(Items from an interface collection)
□ □ □ □ □

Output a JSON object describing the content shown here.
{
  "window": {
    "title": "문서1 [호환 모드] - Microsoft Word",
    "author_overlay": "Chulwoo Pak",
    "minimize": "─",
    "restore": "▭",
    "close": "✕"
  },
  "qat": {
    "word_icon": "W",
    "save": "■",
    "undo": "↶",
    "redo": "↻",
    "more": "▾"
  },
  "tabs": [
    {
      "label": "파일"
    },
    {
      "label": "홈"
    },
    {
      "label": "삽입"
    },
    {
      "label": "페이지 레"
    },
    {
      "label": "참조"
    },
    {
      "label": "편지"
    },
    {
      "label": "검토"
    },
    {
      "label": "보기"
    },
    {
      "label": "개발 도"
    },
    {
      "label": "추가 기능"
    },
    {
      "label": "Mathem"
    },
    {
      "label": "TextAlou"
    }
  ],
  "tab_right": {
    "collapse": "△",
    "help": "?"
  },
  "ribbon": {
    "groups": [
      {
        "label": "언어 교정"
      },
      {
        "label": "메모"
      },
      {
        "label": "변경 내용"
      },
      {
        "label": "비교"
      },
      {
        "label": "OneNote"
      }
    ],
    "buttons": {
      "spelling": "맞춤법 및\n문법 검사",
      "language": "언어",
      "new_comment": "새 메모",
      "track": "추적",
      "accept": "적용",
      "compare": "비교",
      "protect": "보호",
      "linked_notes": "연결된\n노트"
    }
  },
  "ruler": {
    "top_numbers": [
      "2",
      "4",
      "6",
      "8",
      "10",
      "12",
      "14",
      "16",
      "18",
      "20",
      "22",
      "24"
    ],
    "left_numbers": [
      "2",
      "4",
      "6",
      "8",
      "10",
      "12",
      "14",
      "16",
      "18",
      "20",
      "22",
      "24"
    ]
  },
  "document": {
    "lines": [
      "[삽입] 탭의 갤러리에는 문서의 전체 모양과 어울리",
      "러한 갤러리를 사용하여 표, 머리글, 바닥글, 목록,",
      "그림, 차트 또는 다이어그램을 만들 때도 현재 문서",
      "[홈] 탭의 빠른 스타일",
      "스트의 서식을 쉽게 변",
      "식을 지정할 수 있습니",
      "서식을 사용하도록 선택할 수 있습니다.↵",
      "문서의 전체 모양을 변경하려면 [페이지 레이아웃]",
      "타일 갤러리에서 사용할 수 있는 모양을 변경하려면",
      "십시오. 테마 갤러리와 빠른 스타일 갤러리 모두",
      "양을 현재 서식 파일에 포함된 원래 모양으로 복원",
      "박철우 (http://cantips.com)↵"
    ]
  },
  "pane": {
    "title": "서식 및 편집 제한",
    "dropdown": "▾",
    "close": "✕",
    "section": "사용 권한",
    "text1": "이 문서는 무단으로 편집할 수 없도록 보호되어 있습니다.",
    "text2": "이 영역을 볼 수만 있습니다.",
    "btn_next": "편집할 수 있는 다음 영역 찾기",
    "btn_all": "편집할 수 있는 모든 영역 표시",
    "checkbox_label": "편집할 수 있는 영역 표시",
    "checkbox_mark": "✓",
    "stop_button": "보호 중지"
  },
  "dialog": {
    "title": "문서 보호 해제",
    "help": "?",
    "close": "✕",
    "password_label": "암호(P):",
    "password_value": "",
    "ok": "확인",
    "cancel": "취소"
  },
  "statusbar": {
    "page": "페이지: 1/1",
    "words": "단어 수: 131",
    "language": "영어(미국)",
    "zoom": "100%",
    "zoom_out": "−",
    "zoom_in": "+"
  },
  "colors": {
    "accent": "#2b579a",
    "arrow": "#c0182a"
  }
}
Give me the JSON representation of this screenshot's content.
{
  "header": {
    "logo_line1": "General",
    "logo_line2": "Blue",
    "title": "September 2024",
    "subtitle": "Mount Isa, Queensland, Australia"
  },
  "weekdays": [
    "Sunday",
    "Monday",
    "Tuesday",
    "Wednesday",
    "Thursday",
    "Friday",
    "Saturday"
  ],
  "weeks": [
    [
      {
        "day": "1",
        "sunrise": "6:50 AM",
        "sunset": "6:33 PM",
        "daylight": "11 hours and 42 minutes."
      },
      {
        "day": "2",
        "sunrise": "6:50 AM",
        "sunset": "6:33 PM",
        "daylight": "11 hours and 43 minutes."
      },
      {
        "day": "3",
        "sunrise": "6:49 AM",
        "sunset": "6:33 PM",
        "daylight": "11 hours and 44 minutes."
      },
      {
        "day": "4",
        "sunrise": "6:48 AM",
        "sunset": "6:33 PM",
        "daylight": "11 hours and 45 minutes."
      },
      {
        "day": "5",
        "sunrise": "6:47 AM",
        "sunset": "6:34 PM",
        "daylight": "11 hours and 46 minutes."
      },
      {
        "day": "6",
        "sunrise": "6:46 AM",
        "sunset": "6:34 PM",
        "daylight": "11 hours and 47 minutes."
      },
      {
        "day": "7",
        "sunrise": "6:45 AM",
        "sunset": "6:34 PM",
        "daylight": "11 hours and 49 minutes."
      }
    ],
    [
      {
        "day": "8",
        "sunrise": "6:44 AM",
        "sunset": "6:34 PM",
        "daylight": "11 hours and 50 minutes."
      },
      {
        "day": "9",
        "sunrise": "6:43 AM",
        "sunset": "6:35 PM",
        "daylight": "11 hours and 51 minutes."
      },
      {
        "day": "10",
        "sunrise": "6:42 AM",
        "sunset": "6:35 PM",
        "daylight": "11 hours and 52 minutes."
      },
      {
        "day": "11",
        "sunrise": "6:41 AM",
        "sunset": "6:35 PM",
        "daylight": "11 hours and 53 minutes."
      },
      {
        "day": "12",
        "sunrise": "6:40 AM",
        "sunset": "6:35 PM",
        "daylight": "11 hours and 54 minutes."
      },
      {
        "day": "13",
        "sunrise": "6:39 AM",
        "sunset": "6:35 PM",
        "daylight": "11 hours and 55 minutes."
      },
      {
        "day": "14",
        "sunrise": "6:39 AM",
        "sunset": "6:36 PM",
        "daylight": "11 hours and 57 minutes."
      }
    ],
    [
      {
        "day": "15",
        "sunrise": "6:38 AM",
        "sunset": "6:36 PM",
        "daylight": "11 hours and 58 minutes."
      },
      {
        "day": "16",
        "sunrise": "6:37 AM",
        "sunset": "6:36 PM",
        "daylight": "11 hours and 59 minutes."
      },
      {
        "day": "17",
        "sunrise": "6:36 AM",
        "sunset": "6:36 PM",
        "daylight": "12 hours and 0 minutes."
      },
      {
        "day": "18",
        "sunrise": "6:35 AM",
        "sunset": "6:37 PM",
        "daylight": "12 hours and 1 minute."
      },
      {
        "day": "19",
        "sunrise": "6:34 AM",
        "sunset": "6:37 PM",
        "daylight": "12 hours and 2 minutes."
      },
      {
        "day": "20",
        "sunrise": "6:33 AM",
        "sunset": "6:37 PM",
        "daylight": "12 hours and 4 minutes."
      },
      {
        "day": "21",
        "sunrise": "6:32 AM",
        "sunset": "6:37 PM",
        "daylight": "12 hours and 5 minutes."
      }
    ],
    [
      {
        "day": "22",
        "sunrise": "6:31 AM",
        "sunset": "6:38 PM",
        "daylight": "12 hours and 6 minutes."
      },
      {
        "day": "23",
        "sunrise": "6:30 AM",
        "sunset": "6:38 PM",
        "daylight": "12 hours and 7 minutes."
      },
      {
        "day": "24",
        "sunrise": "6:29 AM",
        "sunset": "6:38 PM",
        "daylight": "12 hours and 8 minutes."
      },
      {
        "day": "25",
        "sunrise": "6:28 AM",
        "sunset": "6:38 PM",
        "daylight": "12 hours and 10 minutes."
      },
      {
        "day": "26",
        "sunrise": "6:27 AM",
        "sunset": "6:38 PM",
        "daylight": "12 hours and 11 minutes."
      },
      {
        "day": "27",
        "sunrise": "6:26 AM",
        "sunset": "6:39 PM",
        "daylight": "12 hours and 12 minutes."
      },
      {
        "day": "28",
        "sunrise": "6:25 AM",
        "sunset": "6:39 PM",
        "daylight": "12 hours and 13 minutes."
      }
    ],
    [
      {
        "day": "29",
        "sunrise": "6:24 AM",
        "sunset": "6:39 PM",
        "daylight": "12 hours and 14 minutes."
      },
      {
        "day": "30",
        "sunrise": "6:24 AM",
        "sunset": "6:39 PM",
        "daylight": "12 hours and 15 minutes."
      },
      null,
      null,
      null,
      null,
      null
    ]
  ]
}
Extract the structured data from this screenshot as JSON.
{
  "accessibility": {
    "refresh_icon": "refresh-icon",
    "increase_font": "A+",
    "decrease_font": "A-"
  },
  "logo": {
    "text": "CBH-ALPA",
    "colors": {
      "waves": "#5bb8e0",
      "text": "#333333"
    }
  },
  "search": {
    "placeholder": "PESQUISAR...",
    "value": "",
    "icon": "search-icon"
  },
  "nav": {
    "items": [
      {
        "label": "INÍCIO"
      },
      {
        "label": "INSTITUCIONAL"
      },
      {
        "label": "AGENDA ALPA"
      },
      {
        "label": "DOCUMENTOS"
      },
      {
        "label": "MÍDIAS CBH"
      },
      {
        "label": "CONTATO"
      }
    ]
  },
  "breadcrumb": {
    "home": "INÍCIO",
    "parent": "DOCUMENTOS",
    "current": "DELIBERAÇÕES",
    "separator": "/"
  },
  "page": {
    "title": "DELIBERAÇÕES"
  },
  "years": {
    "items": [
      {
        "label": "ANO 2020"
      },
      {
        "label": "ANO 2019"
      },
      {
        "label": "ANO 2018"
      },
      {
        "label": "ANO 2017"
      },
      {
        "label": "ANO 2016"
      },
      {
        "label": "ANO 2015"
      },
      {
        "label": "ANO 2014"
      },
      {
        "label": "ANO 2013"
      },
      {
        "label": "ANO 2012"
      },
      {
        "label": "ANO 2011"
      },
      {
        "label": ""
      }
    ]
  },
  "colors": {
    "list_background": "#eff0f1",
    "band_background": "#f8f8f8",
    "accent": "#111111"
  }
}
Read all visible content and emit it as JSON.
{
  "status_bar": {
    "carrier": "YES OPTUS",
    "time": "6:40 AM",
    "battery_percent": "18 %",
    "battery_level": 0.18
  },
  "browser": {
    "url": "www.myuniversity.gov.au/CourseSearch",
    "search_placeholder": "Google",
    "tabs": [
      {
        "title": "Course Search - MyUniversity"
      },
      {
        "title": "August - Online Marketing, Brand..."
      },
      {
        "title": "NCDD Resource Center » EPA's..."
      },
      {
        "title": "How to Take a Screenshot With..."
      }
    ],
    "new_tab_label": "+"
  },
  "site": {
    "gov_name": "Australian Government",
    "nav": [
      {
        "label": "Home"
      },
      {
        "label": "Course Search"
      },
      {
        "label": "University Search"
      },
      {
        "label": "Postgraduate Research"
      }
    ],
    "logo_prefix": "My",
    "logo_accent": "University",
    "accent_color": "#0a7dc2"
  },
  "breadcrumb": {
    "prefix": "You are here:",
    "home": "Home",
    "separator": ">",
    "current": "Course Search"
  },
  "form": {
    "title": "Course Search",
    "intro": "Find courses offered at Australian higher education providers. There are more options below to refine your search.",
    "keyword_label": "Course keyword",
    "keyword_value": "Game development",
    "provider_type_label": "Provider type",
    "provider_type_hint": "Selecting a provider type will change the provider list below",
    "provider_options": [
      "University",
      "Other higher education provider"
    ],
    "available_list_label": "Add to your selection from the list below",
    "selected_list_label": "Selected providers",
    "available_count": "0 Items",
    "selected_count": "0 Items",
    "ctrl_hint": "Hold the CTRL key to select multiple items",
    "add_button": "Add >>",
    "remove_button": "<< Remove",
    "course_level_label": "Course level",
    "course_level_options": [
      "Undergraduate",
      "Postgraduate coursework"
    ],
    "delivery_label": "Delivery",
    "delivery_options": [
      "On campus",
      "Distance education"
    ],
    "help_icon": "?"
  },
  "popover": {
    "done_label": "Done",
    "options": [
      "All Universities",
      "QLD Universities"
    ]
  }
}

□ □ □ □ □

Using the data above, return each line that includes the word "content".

Output a JSON object describing the content shown here.
Give me the JSON representation of this screenshot's content.
Read all visible content and emit it as JSON.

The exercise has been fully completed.